**Dataset excerpts**
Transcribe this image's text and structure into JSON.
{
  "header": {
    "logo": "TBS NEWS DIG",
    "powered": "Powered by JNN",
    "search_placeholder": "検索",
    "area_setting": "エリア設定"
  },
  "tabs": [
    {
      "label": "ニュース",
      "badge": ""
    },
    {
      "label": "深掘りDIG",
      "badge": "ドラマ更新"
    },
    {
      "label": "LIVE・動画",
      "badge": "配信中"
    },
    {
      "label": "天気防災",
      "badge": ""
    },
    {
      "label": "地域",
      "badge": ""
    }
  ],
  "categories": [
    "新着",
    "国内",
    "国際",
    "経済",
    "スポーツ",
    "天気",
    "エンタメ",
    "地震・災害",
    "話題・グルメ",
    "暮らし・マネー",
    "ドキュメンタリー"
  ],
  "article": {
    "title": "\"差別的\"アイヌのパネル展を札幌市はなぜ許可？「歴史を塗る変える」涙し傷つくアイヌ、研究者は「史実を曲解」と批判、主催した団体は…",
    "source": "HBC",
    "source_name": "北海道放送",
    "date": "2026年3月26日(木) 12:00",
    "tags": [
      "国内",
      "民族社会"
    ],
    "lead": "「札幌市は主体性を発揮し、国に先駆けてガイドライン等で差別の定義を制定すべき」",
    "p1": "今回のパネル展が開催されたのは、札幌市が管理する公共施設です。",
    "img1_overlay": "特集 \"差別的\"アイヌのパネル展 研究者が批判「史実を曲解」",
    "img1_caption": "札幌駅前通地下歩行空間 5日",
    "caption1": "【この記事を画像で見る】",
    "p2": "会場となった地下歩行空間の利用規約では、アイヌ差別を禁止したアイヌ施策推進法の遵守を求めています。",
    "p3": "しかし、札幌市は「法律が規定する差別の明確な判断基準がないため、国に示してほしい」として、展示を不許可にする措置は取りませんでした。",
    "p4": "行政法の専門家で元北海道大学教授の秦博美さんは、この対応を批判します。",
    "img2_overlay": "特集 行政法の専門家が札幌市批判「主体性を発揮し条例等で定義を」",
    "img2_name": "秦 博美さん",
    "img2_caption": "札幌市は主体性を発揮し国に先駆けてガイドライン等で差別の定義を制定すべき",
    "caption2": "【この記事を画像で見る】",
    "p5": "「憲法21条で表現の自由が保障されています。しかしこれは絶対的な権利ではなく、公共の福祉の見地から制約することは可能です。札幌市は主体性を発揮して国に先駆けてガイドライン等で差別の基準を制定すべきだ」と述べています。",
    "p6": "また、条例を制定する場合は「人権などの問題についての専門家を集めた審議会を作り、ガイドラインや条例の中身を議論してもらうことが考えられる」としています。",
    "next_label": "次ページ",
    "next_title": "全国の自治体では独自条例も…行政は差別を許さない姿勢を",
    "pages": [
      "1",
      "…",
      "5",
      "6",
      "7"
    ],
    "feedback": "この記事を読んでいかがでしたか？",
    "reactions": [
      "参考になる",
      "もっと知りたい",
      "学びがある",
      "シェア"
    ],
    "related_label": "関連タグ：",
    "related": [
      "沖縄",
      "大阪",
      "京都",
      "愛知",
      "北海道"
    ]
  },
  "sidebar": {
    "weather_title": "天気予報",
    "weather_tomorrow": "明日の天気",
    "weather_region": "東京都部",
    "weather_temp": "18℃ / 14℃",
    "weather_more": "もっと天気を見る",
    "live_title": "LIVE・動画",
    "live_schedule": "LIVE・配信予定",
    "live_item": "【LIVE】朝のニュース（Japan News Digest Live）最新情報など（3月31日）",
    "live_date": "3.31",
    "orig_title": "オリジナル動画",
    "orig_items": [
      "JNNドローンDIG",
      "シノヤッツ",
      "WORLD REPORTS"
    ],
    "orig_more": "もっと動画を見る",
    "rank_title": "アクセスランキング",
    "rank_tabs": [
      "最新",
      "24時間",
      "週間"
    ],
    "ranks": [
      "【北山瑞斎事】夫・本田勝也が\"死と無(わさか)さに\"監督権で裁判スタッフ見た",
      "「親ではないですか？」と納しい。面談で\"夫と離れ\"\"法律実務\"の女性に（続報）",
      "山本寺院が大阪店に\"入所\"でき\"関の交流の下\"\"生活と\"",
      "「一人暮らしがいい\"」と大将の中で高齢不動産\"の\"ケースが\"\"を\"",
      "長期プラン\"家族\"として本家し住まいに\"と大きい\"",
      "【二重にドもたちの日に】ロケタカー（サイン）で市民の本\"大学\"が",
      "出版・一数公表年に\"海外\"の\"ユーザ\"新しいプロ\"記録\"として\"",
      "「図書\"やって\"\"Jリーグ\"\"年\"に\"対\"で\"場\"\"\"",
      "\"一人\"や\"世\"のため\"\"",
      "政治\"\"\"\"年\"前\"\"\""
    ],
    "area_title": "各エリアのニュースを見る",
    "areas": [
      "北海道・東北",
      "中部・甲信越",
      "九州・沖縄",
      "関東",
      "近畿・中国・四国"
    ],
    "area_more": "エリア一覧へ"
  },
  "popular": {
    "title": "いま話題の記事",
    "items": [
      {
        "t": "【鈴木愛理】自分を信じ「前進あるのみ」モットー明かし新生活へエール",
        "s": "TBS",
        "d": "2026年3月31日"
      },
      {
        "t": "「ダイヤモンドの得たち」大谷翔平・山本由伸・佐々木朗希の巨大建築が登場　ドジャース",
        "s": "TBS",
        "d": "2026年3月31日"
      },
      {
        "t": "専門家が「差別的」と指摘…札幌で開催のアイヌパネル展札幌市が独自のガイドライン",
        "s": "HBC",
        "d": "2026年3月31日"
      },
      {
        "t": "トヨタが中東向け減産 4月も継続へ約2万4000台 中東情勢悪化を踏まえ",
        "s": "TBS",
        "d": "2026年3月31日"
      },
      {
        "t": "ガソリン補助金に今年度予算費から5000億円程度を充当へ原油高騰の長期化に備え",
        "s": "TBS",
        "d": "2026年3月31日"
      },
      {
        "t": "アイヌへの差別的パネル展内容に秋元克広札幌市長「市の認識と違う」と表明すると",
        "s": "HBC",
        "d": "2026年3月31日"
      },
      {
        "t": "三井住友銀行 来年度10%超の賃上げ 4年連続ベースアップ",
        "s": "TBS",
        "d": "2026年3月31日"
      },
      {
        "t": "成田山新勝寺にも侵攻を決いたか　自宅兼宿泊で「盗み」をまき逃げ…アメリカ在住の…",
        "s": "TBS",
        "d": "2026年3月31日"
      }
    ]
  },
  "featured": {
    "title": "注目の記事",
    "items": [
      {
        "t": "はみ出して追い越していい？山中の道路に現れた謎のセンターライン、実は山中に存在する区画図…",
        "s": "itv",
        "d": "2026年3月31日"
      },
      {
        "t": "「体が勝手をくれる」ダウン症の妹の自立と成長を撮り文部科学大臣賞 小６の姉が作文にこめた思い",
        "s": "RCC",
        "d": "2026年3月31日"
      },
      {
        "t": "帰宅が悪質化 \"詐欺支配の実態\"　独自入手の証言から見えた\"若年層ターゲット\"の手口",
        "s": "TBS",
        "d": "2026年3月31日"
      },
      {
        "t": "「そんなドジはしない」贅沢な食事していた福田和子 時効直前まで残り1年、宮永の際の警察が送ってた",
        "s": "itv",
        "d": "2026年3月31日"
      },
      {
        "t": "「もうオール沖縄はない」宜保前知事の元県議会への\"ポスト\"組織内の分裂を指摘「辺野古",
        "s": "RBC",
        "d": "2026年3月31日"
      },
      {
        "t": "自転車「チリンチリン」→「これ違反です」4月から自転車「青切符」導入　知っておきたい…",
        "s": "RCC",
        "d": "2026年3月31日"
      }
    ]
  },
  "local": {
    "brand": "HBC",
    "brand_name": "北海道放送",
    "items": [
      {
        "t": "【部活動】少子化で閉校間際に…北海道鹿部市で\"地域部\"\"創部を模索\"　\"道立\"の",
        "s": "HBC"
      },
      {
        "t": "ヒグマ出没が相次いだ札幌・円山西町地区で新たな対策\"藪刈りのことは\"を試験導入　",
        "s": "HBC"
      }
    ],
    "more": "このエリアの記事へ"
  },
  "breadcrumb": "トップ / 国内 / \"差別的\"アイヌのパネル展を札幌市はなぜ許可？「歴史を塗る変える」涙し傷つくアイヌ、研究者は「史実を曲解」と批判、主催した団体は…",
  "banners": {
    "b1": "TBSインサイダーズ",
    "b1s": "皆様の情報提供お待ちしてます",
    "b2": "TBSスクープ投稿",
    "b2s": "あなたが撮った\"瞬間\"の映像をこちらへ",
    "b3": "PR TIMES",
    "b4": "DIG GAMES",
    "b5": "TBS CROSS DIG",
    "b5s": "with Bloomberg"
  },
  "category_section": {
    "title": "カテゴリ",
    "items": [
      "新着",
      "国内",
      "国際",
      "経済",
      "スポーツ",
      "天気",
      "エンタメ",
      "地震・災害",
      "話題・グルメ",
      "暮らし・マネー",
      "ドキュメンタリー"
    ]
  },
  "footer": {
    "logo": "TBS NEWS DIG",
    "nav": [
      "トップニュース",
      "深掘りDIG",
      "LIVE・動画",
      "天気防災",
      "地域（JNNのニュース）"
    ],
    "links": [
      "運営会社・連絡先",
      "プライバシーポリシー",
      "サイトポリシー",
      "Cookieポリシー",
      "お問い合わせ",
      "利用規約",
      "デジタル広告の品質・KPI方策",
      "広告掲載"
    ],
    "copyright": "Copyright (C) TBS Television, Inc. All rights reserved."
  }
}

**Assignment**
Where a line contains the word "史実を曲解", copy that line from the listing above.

**Exercise response**
    "title": "\"差別的\"アイヌのパネル展を札幌市はなぜ許可？「歴史を塗る変える」涙し傷つくアイヌ、研究者は「史実を曲解」と批判、主催した団体は…",
    "img1_overlay": "特集 \"差別的\"アイヌのパネル展 研究者が批判「史実を曲解」",
  "breadcrumb": "トップ / 国内 / \"差別的\"アイヌのパネル展を札幌市はなぜ許可？「歴史を塗る変える」涙し傷つくアイヌ、研究者は「史実を曲解」と批判、主催した団体は…",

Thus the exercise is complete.